While staying at a resort in Hawaii, I noticed the following label on our minifridge:
We are happy to provide this mini refrigerator for your convenience. Please keep in mind that the temperature setting is at a level to keep your beverages cool and refreshing. Please know that because perishable food items will not be safely chilled at this temperature setting for future consumption, the hotel cannot be responsible for loss or replacement of these food items. We appreciate your understanding and cooperation.
While I understand that electricity is more than twice as expensive as the country average and is mostly non-renewable, I’d still rather use a little bit more electricity and be able to keep food below 8ºC (45ºF) with a target of 5ºC (40ºF), per food handling standards.
Using my handy portable thermometer, I found that the refrigerator was at a toasty 20ºC (67ºF), which isn’t enough to keep food safe.
Preparing to adjust the temperature
Looking inside most hotel minifridges, you’ll not find an adjustment dial. This is because it’s on the back, like the picture above. Before you start adjusting the refrigerator, you should check to see if the cooling panel (evaporator) is covered with frost.
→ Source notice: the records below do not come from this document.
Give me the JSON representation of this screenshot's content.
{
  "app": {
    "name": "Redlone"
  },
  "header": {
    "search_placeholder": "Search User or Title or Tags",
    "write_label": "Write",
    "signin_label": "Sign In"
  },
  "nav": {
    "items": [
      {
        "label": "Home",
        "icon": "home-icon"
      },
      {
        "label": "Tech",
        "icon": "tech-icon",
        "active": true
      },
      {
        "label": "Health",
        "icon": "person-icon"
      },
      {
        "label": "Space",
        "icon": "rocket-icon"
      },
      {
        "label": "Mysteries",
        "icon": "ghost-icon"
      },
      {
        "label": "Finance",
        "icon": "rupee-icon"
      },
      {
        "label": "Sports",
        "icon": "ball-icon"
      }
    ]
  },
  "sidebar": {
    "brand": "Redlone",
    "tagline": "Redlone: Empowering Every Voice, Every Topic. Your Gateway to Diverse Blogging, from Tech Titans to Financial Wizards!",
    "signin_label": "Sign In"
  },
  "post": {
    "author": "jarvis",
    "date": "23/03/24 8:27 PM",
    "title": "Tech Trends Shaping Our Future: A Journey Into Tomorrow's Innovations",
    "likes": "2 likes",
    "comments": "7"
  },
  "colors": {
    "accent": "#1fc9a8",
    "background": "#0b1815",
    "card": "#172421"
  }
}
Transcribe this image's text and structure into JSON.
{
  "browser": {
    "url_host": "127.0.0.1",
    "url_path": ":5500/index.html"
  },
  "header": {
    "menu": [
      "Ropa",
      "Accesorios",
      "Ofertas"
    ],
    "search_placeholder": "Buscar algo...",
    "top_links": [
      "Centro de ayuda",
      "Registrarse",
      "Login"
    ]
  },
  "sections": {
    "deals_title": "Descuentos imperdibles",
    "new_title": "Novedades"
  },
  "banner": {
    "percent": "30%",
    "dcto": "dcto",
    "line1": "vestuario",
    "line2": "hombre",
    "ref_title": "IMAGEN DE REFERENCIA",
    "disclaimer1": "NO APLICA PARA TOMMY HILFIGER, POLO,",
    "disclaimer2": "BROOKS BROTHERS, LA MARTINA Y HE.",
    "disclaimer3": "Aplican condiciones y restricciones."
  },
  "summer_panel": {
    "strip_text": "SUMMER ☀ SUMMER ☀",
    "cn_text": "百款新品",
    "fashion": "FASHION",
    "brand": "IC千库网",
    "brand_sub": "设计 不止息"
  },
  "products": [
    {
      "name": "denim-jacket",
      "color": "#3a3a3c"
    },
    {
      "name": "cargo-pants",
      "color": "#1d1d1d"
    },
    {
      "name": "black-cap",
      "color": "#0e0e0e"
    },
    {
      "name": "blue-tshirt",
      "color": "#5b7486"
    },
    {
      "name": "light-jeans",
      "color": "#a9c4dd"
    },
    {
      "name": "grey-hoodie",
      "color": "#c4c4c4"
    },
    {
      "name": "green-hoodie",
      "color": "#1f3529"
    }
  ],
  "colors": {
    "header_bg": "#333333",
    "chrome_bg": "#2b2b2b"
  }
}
If you find that it is, I’d recommend unplugging the fridge and letting it sit for a few hours to defrost. Doing that makes the unit more efficient at cooling, which saves power and reduces the number of times that the compressor has to turn on while you’re trying to sleep.
Choosing the right setpoint
Once you’ve defrosted and plugged back in the fridge, it’s time to turn it on and adjust the temperature. If you twist the dial completely to the coldest setting (the farthest that the dial can turn clockwise), it will be below freezing and may not be what you want unless you’re keeping ice cream or the like. While the most efficient way to find the right set point is to do a binary search, I opted to slowly move it a few degrees at a time from cold because nobody has time for food poisoning, certainly not me.